December 2, 1864 (Friday)
That John Bell Hood’s attack upon John Schofield’s defenses at Franklin was not a Confederate victory was perfectly clear. But it was hardly seen as a Northern triumph. The idea that Schofield tried to defend his position with the river at his back was ludicrous, thought George Thomas, commanding from Nashville. The whole army was fortunate to not have been annihilated at the battle two days previous.
By this date, all of Schofield’s Army of the Ohio was within the entrenchment surrounding Nashville, and Thomas was firmly in command. There they joined the 14,000 men already in the city. When Hood arrived, as surely he would, the Rebels would be facing 38,000 Federals – fully 10,000 more troops than they could field.
Thomas quickly adopted the idea that all he had to do was allow Hood to throw himself against Nashville’s fortifications. Let him dash himself against the Rock of Chickamauga, so to speak. But when he communicated this idea to Washington, Lincoln wasn’t so convinced of this tactic.
In writing to General Grant about the situation, Secretary of War Edwin Stanton relayed the President’s concerns. “This looks like the McClellan and Rosecrans strategy of do nothing and let the rebels raid the country,” he wrote.
Grant was immediately on it. “If Hood is permitted to remain quietly about Nashville,” he began in his letter to Thomas, “you will lose all the road back to Chattanooga, and possibly have to abandon the line of the Tennessee. Should he attack you it is all well, but if he does not you should attack him before he fortifies.”
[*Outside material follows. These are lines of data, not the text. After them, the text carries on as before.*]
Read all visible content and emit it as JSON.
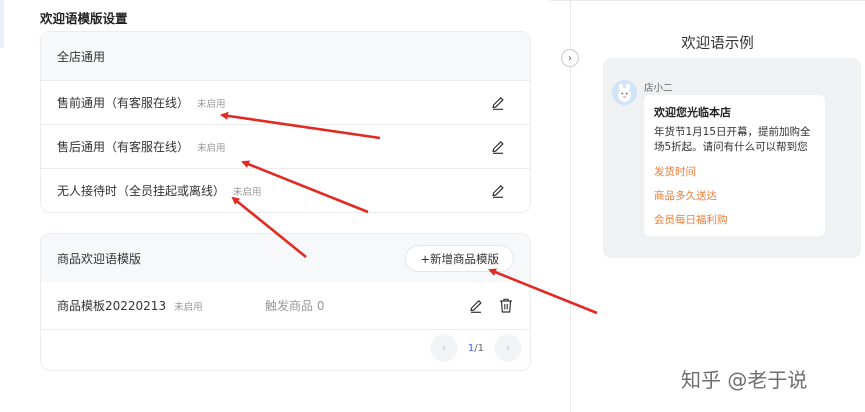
{
  "page": {
    "title": "欢迎语模版设置"
  },
  "store_card": {
    "header": "全店通用",
    "rows": [
      {
        "label": "售前通用（有客服在线）",
        "status": "未启用"
      },
      {
        "label": "售后通用（有客服在线）",
        "status": "未启用"
      },
      {
        "label": "无人接待时（全员挂起或离线）",
        "status": "未启用"
      }
    ]
  },
  "product_card": {
    "header": "商品欢迎语模版",
    "add_button": "+新增商品模版",
    "rows": [
      {
        "name": "商品模板20220213",
        "status": "未启用",
        "trigger": "触发商品 0"
      }
    ],
    "pager": {
      "prev": "‹",
      "current": "1",
      "total": "/1",
      "next": "›"
    }
  },
  "collapse_toggle": "›",
  "example": {
    "title": "欢迎语示例",
    "name": "店小二",
    "bubble_title": "欢迎您光临本店",
    "bubble_text": "年货节1月15日开幕，提前加购全场5折起。请问有什么可以帮到您",
    "links": [
      "发货时间",
      "商品多久送达",
      "会员每日福利购"
    ],
    "link_color": "#f07d33"
  },
  "watermark": "知乎 @老于说",
  "icons": {
    "edit": "pencil-icon",
    "delete": "trash-icon"
  },
  "annotation_color": "#e02a22"
}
Thinking toward this advance, Grant suggested that Thomas arm the citizens of Nashville for its defense. With that augmentation, Thomas could “move out of Nashville with all your army and force the enemy to retire or fight upon ground of your own choosing.”
Grant, too, saw the shallow victory at Franklin as a missed opportunity, continuing, “we should have taken the offensive against the enemy where he was.” But in the end, he allowed Thomas to make up his own mind on the matter, though warning “you will now suffer incalculable injury upon your railroads, if Hood is not speedily disposed of. […] Should you get him to retreating, give him no peace.”
In his timely reply, Thomas argued that he could have done little immediately following the battle at Franklin. Schofield, he wrote, was unconvinced that he could hold until reinforcements arrived. Now, however, with Schofield’s troops in Nashville, along with additional troops gathered from across the West, Thomas assured Grant that he had “infantry enough to assume the offensive, if I had more cavalry, and will take the field anyhow as soon as the remained of General McCook’s division of cavalry reaches here, which I hope it will do in two or three days.”
By Thomas’ table, he would be leaving Nashville to assail Hood by the 6th, at the latest. “I earnestly hope, however, that in a few more days I shall be able to give him a fight.” This hardly sounded as hopeful as Grant wished it could be, but what more could be done?
In a subsequent letter from Thomas to Chief of Staff Henry Halleck, Thomas explained that his own infantry was, he believed, equal in number to Hood’s. This was not true, and Thomas’ figures were quite a bit off.
He had learned via scouts that Hood’s troops were moving into a position southwest of the city. “That would be by far the most advantageous position he could take for us, as his line of communication would be more exposed with him in that position than in any other.”
There had even been some worry that Hood would bypass Nashville to make a dash upon the Ohio River. Thomas vowed that this could not happen. “The iron-clads and gun-boars are so disposed as to prevent Hood from crossing the [Cumberland] river….”
Unlike Thomas, Hood was keenly aware of the contrast in numbers. He could field but 21,000 infantry. He did not even have enough men to lay siege to Nashville, let alone attack it. Additionally, for the time being, his artillery was useless, their ammunition expended.
Hood’s choices were limited. He could either retreat or stay near Nashville. Since he would not retreat, staying was all that was left to him. Any other plan was unavailable to him. And so he would wait. Nathan Bedford Forrest’s cavalry would probe the Federal lines and flanks, and if Providence favored it, Thomas would make a blunder.
Perhaps what he wanted was to find himself good ground and make Thomas attack him. With the proddings from Washington being what they were, this wasn’t the craziest plan of the war. For now, however, he was content in waiting.1
- Sources: Official Records, Series 1, Vol. 45, Part 2, p15-18; Advance and Retreat by John Bell Hood; Military Remembrances by Jacob Cox; The Confederacy’s Last Hurrah by Wiley Sword. [↩]